▶ _What the task requires_
Return the entries exactly as they appear.

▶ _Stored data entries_
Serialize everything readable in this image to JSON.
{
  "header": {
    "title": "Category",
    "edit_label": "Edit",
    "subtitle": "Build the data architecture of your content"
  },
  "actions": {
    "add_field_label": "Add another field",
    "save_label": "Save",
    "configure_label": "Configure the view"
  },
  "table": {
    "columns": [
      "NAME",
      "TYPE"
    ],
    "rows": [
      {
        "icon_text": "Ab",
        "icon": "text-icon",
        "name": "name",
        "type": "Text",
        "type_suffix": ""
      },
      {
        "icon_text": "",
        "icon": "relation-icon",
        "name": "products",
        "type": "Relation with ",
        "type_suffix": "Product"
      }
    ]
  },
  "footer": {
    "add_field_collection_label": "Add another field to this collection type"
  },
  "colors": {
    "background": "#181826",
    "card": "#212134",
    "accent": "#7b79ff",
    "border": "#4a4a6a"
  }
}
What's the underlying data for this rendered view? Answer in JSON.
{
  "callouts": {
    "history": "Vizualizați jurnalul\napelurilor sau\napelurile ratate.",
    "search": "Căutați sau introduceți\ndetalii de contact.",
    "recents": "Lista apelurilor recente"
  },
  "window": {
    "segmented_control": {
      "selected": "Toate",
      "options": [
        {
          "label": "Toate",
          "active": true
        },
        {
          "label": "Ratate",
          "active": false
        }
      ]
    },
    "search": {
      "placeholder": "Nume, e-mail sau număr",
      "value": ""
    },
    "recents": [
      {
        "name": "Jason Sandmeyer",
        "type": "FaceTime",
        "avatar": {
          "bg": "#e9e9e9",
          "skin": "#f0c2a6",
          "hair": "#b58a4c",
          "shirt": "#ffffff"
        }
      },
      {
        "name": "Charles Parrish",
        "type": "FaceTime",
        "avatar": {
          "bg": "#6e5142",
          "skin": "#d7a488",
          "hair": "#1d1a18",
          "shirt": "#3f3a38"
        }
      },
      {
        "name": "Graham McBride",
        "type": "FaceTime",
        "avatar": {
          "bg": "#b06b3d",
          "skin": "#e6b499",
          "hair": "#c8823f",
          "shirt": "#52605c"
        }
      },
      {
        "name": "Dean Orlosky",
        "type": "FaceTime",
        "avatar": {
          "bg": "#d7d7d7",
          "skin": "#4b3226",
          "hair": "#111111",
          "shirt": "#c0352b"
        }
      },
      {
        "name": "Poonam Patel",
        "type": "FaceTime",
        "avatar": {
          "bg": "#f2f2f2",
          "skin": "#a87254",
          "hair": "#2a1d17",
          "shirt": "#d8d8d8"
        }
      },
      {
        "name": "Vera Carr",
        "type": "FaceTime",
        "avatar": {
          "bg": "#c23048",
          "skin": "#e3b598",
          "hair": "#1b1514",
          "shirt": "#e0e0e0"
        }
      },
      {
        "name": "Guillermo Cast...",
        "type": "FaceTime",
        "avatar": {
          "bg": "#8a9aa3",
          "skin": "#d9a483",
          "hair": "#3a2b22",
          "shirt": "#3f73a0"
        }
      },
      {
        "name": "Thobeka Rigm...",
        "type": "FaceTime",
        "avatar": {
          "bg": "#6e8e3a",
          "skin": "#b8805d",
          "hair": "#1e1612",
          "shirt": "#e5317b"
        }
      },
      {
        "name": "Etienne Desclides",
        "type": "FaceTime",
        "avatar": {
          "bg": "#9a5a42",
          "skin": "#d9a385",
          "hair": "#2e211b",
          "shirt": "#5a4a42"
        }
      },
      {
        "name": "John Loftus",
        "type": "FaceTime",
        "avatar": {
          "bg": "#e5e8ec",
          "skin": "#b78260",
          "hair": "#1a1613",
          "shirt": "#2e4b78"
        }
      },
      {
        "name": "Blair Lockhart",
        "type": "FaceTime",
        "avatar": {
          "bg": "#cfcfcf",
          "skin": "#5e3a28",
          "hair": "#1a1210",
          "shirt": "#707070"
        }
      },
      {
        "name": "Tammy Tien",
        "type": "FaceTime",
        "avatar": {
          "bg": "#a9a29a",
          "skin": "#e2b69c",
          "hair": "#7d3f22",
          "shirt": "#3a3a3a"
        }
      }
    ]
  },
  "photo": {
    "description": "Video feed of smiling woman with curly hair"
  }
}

▶ _Solution to the problem_
Serialize everything readable in this image to JSON.
{
  "header": {
    "title": "Category",
    "edit_label": "Edit",
    "subtitle": "Build the data architecture of your content"
  },
  "actions": {
    "add_field_label": "Add another field",
    "save_label": "Save",
    "configure_label": "Configure the view"
  },
  "table": {
    "columns": [
      "NAME",
      "TYPE"
    ],
    "rows": [
      {
        "icon_text": "Ab",
        "icon": "text-icon",
        "name": "name",
        "type": "Text",
        "type_suffix": ""
      },
      {
        "icon_text": "",
        "icon": "relation-icon",
        "name": "products",
        "type": "Relation with ",
        "type_suffix": "Product"
      }
    ]
  },
  "footer": {
    "add_field_collection_label": "Add another field to this collection type"
  },
  "colors": {
    "background": "#181826",
    "card": "#212134",
    "accent": "#7b79ff",
    "border": "#4a4a6a"
  }
}
What's the underlying data for this rendered view? Answer in JSON.
{
  "callouts": {
    "history": "Vizualizați jurnalul\napelurilor sau\napelurile ratate.",
    "search": "Căutați sau introduceți\ndetalii de contact.",
    "recents": "Lista apelurilor recente"
  },
  "window": {
    "segmented_control": {
      "selected": "Toate",
      "options": [
        {
          "label": "Toate",
          "active": true
        },
        {
          "label": "Ratate",
          "active": false
        }
      ]
    },
    "search": {
      "placeholder": "Nume, e-mail sau număr",
      "value": ""
    },
    "recents": [
      {
        "name": "Jason Sandmeyer",
        "type": "FaceTime",
        "avatar": {
          "bg": "#e9e9e9",
          "skin": "#f0c2a6",
          "hair": "#b58a4c",
          "shirt": "#ffffff"
        }
      },
      {
        "name": "Charles Parrish",
        "type": "FaceTime",
        "avatar": {
          "bg": "#6e5142",
          "skin": "#d7a488",
          "hair": "#1d1a18",
          "shirt": "#3f3a38"
        }
      },
      {
        "name": "Graham McBride",
        "type": "FaceTime",
        "avatar": {
          "bg": "#b06b3d",
          "skin": "#e6b499",
          "hair": "#c8823f",
          "shirt": "#52605c"
        }
      },
      {
        "name": "Dean Orlosky",
        "type": "FaceTime",
        "avatar": {
          "bg": "#d7d7d7",
          "skin": "#4b3226",
          "hair": "#111111",
          "shirt": "#c0352b"
        }
      },
      {
        "name": "Poonam Patel",
        "type": "FaceTime",
        "avatar": {
          "bg": "#f2f2f2",
          "skin": "#a87254",
          "hair": "#2a1d17",
          "shirt": "#d8d8d8"
        }
      },
      {
        "name": "Vera Carr",
        "type": "FaceTime",
        "avatar": {
          "bg": "#c23048",
          "skin": "#e3b598",
          "hair": "#1b1514",
          "shirt": "#e0e0e0"
        }
      },
      {
        "name": "Guillermo Cast...",
        "type": "FaceTime",
        "avatar": {
          "bg": "#8a9aa3",
          "skin": "#d9a483",
          "hair": "#3a2b22",
          "shirt": "#3f73a0"
        }
      },
      {
        "name": "Thobeka Rigm...",
        "type": "FaceTime",
        "avatar": {
          "bg": "#6e8e3a",
          "skin": "#b8805d",
          "hair": "#1e1612",
          "shirt": "#e5317b"
        }
      },
      {
        "name": "Etienne Desclides",
        "type": "FaceTime",
        "avatar": {
          "bg": "#9a5a42",
          "skin": "#d9a385",
          "hair": "#2e211b",
          "shirt": "#5a4a42"
        }
      },
      {
        "name": "John Loftus",
        "type": "FaceTime",
        "avatar": {
          "bg": "#e5e8ec",
          "skin": "#b78260",
          "hair": "#1a1613",
          "shirt": "#2e4b78"
        }
      },
      {
        "name": "Blair Lockhart",
        "type": "FaceTime",
        "avatar": {
          "bg": "#cfcfcf",
          "skin": "#5e3a28",
          "hair": "#1a1210",
          "shirt": "#707070"
        }
      },
      {
        "name": "Tammy Tien",
        "type": "FaceTime",
        "avatar": {
          "bg": "#a9a29a",
          "skin": "#e2b69c",
          "hair": "#7d3f22",
          "shirt": "#3a3a3a"
        }
      }
    ]
  },
  "photo": {
    "description": "Video feed of smiling woman with curly hair"
  }
}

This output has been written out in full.